··· MATERIAL FOR THIS EXERCISE ···

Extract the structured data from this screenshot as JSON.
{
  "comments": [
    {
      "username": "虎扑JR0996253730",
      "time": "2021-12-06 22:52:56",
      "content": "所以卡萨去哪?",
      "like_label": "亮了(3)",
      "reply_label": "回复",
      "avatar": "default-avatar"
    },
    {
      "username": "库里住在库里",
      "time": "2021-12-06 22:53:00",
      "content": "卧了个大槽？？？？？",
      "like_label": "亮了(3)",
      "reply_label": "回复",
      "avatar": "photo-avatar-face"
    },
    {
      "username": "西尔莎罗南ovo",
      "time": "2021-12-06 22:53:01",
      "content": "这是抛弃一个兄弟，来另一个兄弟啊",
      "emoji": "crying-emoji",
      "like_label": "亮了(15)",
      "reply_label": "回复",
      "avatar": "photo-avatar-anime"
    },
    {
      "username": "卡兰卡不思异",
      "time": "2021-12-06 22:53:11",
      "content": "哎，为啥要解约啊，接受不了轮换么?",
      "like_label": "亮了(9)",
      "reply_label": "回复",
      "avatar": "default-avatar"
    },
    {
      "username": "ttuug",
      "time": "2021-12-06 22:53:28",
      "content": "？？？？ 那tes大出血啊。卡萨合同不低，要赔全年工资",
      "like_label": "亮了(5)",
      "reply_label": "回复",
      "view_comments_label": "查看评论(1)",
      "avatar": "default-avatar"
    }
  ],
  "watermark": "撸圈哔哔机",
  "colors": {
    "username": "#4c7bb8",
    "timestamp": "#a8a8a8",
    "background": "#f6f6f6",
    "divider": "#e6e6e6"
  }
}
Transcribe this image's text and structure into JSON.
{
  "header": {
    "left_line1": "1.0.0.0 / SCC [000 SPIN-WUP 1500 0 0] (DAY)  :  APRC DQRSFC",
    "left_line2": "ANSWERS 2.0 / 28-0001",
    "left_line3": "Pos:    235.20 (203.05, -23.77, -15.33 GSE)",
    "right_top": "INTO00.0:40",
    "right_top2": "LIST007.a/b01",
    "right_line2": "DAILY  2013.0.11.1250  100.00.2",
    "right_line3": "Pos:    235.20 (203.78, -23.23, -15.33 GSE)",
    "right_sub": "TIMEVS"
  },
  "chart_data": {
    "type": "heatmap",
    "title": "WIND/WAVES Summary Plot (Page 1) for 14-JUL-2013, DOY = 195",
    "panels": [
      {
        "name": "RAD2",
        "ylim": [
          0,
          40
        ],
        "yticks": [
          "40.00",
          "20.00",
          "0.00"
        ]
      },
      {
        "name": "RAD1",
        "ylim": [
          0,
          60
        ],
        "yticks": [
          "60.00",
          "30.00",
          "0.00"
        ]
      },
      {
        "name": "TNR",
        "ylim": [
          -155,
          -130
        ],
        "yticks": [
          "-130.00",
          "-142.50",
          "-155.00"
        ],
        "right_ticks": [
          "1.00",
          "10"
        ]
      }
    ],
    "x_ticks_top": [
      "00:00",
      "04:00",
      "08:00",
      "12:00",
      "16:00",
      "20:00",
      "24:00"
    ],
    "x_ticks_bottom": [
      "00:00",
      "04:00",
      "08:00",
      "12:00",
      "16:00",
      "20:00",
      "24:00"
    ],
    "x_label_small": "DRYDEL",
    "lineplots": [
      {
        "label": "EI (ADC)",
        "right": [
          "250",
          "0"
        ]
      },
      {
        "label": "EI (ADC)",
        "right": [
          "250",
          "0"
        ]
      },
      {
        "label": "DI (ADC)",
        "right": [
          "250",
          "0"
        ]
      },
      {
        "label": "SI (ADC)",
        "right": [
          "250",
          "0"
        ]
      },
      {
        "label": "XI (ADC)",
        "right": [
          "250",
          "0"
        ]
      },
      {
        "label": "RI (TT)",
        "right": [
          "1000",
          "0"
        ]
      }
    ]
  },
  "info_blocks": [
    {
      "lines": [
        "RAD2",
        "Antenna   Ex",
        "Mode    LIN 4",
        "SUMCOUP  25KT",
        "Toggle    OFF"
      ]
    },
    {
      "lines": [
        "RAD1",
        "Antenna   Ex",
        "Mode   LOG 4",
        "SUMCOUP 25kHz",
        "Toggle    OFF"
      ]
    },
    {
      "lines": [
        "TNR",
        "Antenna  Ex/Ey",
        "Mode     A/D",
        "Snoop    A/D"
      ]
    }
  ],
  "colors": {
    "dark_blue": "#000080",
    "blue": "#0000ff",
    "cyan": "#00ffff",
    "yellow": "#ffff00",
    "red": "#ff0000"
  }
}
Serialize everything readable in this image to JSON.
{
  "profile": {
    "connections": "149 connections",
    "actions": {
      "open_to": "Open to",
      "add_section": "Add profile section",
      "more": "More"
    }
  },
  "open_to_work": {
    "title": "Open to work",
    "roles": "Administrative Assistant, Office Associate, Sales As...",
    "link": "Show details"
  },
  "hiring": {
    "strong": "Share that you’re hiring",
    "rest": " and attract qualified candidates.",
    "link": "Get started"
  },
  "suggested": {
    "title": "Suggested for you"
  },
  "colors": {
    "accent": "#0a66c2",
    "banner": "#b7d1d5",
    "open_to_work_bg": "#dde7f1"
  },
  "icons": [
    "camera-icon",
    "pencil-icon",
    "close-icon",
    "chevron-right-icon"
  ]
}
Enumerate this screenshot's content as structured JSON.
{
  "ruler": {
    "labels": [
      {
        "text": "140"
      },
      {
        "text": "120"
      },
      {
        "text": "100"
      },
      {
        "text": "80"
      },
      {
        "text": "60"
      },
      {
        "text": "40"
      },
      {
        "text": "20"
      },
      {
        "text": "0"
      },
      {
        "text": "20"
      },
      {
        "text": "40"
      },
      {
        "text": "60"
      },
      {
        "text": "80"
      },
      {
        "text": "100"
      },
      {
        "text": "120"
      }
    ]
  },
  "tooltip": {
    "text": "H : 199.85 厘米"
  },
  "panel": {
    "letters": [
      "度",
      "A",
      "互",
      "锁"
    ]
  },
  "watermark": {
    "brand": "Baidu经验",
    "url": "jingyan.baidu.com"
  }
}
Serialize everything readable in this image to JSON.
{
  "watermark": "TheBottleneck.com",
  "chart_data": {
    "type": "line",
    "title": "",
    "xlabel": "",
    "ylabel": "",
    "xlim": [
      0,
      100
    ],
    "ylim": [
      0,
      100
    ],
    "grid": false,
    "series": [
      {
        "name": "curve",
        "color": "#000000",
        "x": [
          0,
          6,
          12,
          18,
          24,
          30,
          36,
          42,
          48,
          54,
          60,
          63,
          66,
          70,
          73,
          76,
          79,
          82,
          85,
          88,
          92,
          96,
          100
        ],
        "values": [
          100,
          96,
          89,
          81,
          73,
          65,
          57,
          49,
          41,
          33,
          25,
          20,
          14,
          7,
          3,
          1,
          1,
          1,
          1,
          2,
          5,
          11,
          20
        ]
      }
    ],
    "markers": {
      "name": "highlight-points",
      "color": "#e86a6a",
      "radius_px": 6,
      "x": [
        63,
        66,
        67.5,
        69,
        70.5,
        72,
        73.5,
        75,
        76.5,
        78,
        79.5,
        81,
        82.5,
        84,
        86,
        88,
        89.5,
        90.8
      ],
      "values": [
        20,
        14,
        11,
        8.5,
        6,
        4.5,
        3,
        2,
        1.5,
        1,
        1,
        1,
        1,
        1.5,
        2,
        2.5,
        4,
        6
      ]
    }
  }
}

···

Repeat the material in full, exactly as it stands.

Extract the structured data from this screenshot as JSON.
{
  "comments": [
    {
      "username": "虎扑JR0996253730",
      "time": "2021-12-06 22:52:56",
      "content": "所以卡萨去哪?",
      "like_label": "亮了(3)",
      "reply_label": "回复",
      "avatar": "default-avatar"
    },
    {
      "username": "库里住在库里",
      "time": "2021-12-06 22:53:00",
      "content": "卧了个大槽？？？？？",
      "like_label": "亮了(3)",
      "reply_label": "回复",
      "avatar": "photo-avatar-face"
    },
    {
      "username": "西尔莎罗南ovo",
      "time": "2021-12-06 22:53:01",
      "content": "这是抛弃一个兄弟，来另一个兄弟啊",
      "emoji": "crying-emoji",
      "like_label": "亮了(15)",
      "reply_label": "回复",
      "avatar": "photo-avatar-anime"
    },
    {
      "username": "卡兰卡不思异",
      "time": "2021-12-06 22:53:11",
      "content": "哎，为啥要解约啊，接受不了轮换么?",
      "like_label": "亮了(9)",
      "reply_label": "回复",
      "avatar": "default-avatar"
    },
    {
      "username": "ttuug",
      "time": "2021-12-06 22:53:28",
      "content": "？？？？ 那tes大出血啊。卡萨合同不低，要赔全年工资",
      "like_label": "亮了(5)",
      "reply_label": "回复",
      "view_comments_label": "查看评论(1)",
      "avatar": "default-avatar"
    }
  ],
  "watermark": "撸圈哔哔机",
  "colors": {
    "username": "#4c7bb8",
    "timestamp": "#a8a8a8",
    "background": "#f6f6f6",
    "divider": "#e6e6e6"
  }
}
Transcribe this image's text and structure into JSON.
{
  "header": {
    "left_line1": "1.0.0.0 / SCC [000 SPIN-WUP 1500 0 0] (DAY)  :  APRC DQRSFC",
    "left_line2": "ANSWERS 2.0 / 28-0001",
    "left_line3": "Pos:    235.20 (203.05, -23.77, -15.33 GSE)",
    "right_top": "INTO00.0:40",
    "right_top2": "LIST007.a/b01",
    "right_line2": "DAILY  2013.0.11.1250  100.00.2",
    "right_line3": "Pos:    235.20 (203.78, -23.23, -15.33 GSE)",
    "right_sub": "TIMEVS"
  },
  "chart_data": {
    "type": "heatmap",
    "title": "WIND/WAVES Summary Plot (Page 1) for 14-JUL-2013, DOY = 195",
    "panels": [
      {
        "name": "RAD2",
        "ylim": [
          0,
          40
        ],
        "yticks": [
          "40.00",
          "20.00",
          "0.00"
        ]
      },
      {
        "name": "RAD1",
        "ylim": [
          0,
          60
        ],
        "yticks": [
          "60.00",
          "30.00",
          "0.00"
        ]
      },
      {
        "name": "TNR",
        "ylim": [
          -155,
          -130
        ],
        "yticks": [
          "-130.00",
          "-142.50",
          "-155.00"
        ],
        "right_ticks": [
          "1.00",
          "10"
        ]
      }
    ],
    "x_ticks_top": [
      "00:00",
      "04:00",
      "08:00",
      "12:00",
      "16:00",
      "20:00",
      "24:00"
    ],
    "x_ticks_bottom": [
      "00:00",
      "04:00",
      "08:00",
      "12:00",
      "16:00",
      "20:00",
      "24:00"
    ],
    "x_label_small": "DRYDEL",
    "lineplots": [
      {
        "label": "EI (ADC)",
        "right": [
          "250",
          "0"
        ]
      },
      {
        "label": "EI (ADC)",
        "right": [
          "250",
          "0"
        ]
      },
      {
        "label": "DI (ADC)",
        "right": [
          "250",
          "0"
        ]
      },
      {
        "label": "SI (ADC)",
        "right": [
          "250",
          "0"
        ]
      },
      {
        "label": "XI (ADC)",
        "right": [
          "250",
          "0"
        ]
      },
      {
        "label": "RI (TT)",
        "right": [
          "1000",
          "0"
        ]
      }
    ]
  },
  "info_blocks": [
    {
      "lines": [
        "RAD2",
        "Antenna   Ex",
        "Mode    LIN 4",
        "SUMCOUP  25KT",
        "Toggle    OFF"
      ]
    },
    {
      "lines": [
        "RAD1",
        "Antenna   Ex",
        "Mode   LOG 4",
        "SUMCOUP 25kHz",
        "Toggle    OFF"
      ]
    },
    {
      "lines": [
        "TNR",
        "Antenna  Ex/Ey",
        "Mode     A/D",
        "Snoop    A/D"
      ]
    }
  ],
  "colors": {
    "dark_blue": "#000080",
    "blue": "#0000ff",
    "cyan": "#00ffff",
    "yellow": "#ffff00",
    "red": "#ff0000"
  }
}
Serialize everything readable in this image to JSON.
{
  "profile": {
    "connections": "149 connections",
    "actions": {
      "open_to": "Open to",
      "add_section": "Add profile section",
      "more": "More"
    }
  },
  "open_to_work": {
    "title": "Open to work",
    "roles": "Administrative Assistant, Office Associate, Sales As...",
    "link": "Show details"
  },
  "hiring": {
    "strong": "Share that you’re hiring",
    "rest": " and attract qualified candidates.",
    "link": "Get started"
  },
  "suggested": {
    "title": "Suggested for you"
  },
  "colors": {
    "accent": "#0a66c2",
    "banner": "#b7d1d5",
    "open_to_work_bg": "#dde7f1"
  },
  "icons": [
    "camera-icon",
    "pencil-icon",
    "close-icon",
    "chevron-right-icon"
  ]
}
Enumerate this screenshot's content as structured JSON.
{
  "ruler": {
    "labels": [
      {
        "text": "140"
      },
      {
        "text": "120"
      },
      {
        "text": "100"
      },
      {
        "text": "80"
      },
      {
        "text": "60"
      },
      {
        "text": "40"
      },
      {
        "text": "20"
      },
      {
        "text": "0"
      },
      {
        "text": "20"
      },
      {
        "text": "40"
      },
      {
        "text": "60"
      },
      {
        "text": "80"
      },
      {
        "text": "100"
      },
      {
        "text": "120"
      }
    ]
  },
  "tooltip": {
    "text": "H : 199.85 厘米"
  },
  "panel": {
    "letters": [
      "度",
      "A",
      "互",
      "锁"
    ]
  },
  "watermark": {
    "brand": "Baidu经验",
    "url": "jingyan.baidu.com"
  }
}
Serialize everything readable in this image to JSON.
{
  "watermark": "TheBottleneck.com",
  "chart_data": {
    "type": "line",
    "title": "",
    "xlabel": "",
    "ylabel": "",
    "xlim": [
      0,
      100
    ],
    "ylim": [
      0,
      100
    ],
    "grid": false,
    "series": [
      {
        "name": "curve",
        "color": "#000000",
        "x": [
          0,
          6,
          12,
          18,
          24,
          30,
          36,
          42,
          48,
          54,
          60,
          63,
          66,
          70,
          73,
          76,
          79,
          82,
          85,
          88,
          92,
          96,
          100
        ],
        "values": [
          100,
          96,
          89,
          81,
          73,
          65,
          57,
          49,
          41,
          33,
          25,
          20,
          14,
          7,
          3,
          1,
          1,
          1,
          1,
          2,
          5,
          11,
          20
        ]
      }
    ],
    "markers": {
      "name": "highlight-points",
      "color": "#e86a6a",
      "radius_px": 6,
      "x": [
        63,
        66,
        67.5,
        69,
        70.5,
        72,
        73.5,
        75,
        76.5,
        78,
        79.5,
        81,
        82.5,
        84,
        86,
        88,
        89.5,
        90.8
      ],
      "values": [
        20,
        14,
        11,
        8.5,
        6,
        4.5,
        3,
        2,
        1.5,
        1,
        1,
        1,
        1,
        1.5,
        2,
        2.5,
        4,
        6
      ]
    }
  }
}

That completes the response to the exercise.